This article considers how the famous Irish stained glass artist and book illustrator Harry Clarke “translated” the works of Edgar Allan Poe from literature to image with particular attention to the attire worn by the dead brides in Poe’s tales “Ligeia” and “Morella.” The article takes as its point of departure the theories on the translation of poetry set out by Walter Benjamin in his famous essay “The Task of the Translator” (1921), where he argued that more than revealing what the original is about, the translator should reveal “its manner of meaning,” and that in the translation journey, the translator’s own language would be broadened and deepened by its contact with the translated one. The article explains how the work of Clarke on Poe can be understood as such a translation, claiming that in addition to enriching his own visual language, Clarke enriched the source text as well, by adding to it a crucial lexicon absent from the original, in the form of the dress of the dead brides of the tales, and that of their lovers, which are a central element of Clarke’s images, and unique among those of other visual translators of Edgar Allan Poe.
TEXTILE pp 1-17; https://doi.org/10.1080/14759756.2021.1963118
Translation is considered a highly effective means for introducing new ways of thinking and inducing significant cultural change. At a time in which collaborations between STEAM and the Arts are perceived as a necessary cultural change, this article employs the concept of inter-semiotic translation to explore the role that textile art in the form of dress and accessories can have translating, metaphorically, scientific concepts and ideas into a material incarnation, and what is at stake in this materiality. As the discourse around the art/science dichotomy is a gendered one, the article employs feminist translation as the theoretical framework to shed light on the agency of the artists/translators who contribute not only to the dissemination of science across national and cultural borders—between “the two cultures” of arts and science—but who may also play a role in the constitution of scientific discourse itself, since the textile metaphors they construct may eventually bear upon the scientific concepts that develop.
TEXTILE pp 1-6; https://doi.org/10.1080/14759756.2021.1951020
TEXTILE pp 1-14; https://doi.org/10.1080/14759756.2021.1962697
Craftivists have long held that embroidery is a language and that it can be used to communicate. Moreover, they have also argued that it is similar to a translation since craft has a unique ability to help transcend linguistic barriers, as it can be a way to transmit messages and emotions around the world when we cannot communicate with words, either due to censorship, a lack of resources or other reasons. In addition, this type of language is said to have specific advantages that make it particularly suitable when it comes to transforming thought and feeling into action and political activism, on account of its materiality and hapticity, which elicits empathy, among other reasons. As conflict and violence are rife in Latin America, this article draws from scholarship in both the needle arts and translation studies, applying their insights to the creative work of Latin American women’s struggles for their reproductive rights and against state violence, by means of embroidery, arguing that this is a form of translation.

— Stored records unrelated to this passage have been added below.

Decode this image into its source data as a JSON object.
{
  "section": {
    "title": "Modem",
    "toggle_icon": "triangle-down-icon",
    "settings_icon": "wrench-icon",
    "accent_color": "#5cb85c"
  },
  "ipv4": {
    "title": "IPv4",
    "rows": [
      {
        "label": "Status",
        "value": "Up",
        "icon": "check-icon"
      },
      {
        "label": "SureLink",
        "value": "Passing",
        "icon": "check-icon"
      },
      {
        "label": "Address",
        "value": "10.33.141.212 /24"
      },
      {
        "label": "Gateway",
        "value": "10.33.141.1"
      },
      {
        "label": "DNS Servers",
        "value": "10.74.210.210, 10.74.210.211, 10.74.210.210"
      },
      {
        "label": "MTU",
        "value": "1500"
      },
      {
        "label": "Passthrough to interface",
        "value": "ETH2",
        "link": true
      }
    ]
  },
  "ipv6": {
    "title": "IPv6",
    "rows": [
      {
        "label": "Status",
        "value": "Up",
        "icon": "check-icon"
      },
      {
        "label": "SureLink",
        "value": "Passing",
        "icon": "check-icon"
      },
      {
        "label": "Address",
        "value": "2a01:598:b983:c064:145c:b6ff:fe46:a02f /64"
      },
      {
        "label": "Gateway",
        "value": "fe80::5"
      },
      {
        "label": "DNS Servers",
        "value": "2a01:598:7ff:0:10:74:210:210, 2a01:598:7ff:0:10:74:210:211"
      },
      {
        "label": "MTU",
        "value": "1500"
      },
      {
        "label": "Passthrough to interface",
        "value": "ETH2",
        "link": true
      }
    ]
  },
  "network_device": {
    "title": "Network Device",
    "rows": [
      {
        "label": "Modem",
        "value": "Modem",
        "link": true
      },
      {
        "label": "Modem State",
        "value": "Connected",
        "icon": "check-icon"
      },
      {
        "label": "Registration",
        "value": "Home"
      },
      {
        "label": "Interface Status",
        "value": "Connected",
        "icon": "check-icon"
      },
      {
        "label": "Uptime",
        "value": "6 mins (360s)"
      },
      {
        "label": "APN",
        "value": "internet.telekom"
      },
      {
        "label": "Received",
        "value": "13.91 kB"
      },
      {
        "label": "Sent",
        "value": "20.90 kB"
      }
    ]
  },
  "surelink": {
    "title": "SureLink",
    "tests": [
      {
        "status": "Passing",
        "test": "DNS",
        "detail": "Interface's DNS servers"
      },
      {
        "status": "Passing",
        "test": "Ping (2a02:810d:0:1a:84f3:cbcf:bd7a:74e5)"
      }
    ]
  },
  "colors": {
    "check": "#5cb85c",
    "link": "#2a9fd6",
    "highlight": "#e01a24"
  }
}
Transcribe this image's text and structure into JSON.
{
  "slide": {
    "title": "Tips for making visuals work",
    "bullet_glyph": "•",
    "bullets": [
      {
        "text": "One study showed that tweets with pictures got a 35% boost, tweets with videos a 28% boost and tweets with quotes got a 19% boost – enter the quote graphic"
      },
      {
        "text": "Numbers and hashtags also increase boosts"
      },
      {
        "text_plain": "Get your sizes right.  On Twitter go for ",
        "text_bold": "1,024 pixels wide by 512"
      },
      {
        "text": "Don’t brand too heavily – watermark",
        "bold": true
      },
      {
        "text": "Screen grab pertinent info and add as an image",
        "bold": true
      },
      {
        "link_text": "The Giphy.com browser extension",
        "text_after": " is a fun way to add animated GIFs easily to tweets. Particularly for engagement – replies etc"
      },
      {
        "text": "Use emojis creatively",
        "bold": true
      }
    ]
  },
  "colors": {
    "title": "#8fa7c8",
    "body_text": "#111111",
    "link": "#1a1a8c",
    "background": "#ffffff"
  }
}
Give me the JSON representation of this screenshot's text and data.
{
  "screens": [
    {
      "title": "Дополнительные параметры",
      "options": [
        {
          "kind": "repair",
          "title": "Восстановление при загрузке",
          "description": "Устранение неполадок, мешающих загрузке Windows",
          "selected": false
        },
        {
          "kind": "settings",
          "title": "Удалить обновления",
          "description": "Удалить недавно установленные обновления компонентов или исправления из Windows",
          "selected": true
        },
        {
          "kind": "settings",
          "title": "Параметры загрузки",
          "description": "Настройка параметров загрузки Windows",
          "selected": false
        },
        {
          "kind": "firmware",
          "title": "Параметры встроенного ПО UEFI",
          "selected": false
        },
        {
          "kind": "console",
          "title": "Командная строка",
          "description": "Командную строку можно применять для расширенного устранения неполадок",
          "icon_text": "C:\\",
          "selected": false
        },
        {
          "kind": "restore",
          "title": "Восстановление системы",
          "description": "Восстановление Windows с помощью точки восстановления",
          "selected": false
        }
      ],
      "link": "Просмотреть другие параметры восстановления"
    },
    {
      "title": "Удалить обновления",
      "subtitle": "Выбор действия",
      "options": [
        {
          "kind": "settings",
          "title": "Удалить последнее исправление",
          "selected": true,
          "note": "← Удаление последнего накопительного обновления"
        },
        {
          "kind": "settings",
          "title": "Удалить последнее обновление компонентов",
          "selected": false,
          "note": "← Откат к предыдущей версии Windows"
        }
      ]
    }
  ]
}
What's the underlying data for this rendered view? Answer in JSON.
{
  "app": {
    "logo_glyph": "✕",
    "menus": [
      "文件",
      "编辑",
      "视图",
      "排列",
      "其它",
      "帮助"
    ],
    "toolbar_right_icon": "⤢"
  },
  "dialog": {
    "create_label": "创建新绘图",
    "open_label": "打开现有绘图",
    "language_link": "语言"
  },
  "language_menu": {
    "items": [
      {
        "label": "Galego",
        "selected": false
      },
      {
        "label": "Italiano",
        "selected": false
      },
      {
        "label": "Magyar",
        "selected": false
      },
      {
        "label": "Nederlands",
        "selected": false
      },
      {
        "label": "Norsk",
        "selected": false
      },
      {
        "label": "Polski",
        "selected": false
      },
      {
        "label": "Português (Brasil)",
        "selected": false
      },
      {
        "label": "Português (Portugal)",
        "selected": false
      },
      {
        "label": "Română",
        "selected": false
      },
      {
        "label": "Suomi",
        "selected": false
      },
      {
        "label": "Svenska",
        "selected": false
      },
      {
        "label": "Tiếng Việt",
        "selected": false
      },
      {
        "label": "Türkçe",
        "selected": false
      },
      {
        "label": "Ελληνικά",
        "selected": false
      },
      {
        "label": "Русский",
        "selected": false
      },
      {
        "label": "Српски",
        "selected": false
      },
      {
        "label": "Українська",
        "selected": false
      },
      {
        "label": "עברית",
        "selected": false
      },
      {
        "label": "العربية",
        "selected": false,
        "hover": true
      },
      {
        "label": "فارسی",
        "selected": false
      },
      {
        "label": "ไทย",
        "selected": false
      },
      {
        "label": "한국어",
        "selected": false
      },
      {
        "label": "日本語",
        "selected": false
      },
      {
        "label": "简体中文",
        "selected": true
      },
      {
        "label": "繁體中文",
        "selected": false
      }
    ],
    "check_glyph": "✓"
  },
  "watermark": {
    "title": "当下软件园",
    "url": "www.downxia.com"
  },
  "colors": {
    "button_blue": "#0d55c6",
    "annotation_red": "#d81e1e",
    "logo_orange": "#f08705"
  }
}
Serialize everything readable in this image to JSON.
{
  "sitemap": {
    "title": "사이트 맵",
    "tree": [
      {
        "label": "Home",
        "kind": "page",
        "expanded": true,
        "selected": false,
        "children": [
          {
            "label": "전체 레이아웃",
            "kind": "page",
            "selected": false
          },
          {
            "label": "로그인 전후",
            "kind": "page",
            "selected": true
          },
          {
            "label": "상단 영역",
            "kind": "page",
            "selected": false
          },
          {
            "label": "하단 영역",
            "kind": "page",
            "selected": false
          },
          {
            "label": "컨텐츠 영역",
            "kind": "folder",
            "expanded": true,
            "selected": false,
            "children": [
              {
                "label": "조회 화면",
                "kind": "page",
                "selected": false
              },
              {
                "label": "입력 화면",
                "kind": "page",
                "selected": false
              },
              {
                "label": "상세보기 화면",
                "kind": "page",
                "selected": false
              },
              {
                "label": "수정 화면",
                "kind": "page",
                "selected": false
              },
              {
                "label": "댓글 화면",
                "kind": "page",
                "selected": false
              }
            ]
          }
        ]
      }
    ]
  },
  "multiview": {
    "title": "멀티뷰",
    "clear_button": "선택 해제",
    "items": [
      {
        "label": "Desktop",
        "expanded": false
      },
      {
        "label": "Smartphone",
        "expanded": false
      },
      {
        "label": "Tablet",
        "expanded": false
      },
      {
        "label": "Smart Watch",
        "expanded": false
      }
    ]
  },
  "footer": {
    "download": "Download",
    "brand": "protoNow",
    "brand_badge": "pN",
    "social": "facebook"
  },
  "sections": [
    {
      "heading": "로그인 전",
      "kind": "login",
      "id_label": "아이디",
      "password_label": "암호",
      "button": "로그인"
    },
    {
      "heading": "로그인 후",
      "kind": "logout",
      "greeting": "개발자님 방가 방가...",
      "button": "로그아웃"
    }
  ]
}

TEXTILE pp 1-18; https://doi.org/10.1080/14759756.2021.1963567
In the 21st century, translation studies has expanded its boundaries and paradigms so that it is now possible to use its tools and methods to research the communication of fashion at textual as well as material levels, as inter-semiotic and cultural translation. Fashion communication, from the perspective of post translation studies, can be viewed as a process of cultural translation with visual symbols as its main text form, visual rhetoric as its core meaning system and a visual designer as its translator. At the intersection of translation, communication and fashion studies, the article takes Kenzo’s most successful “tiger icon” as the main research object, through the analysis of different forms of visual text structures throughout the whole process of fashion communication, to explore the semiotic transformation process and strategy of the “tiger icon” by means of visual rhetoric theories.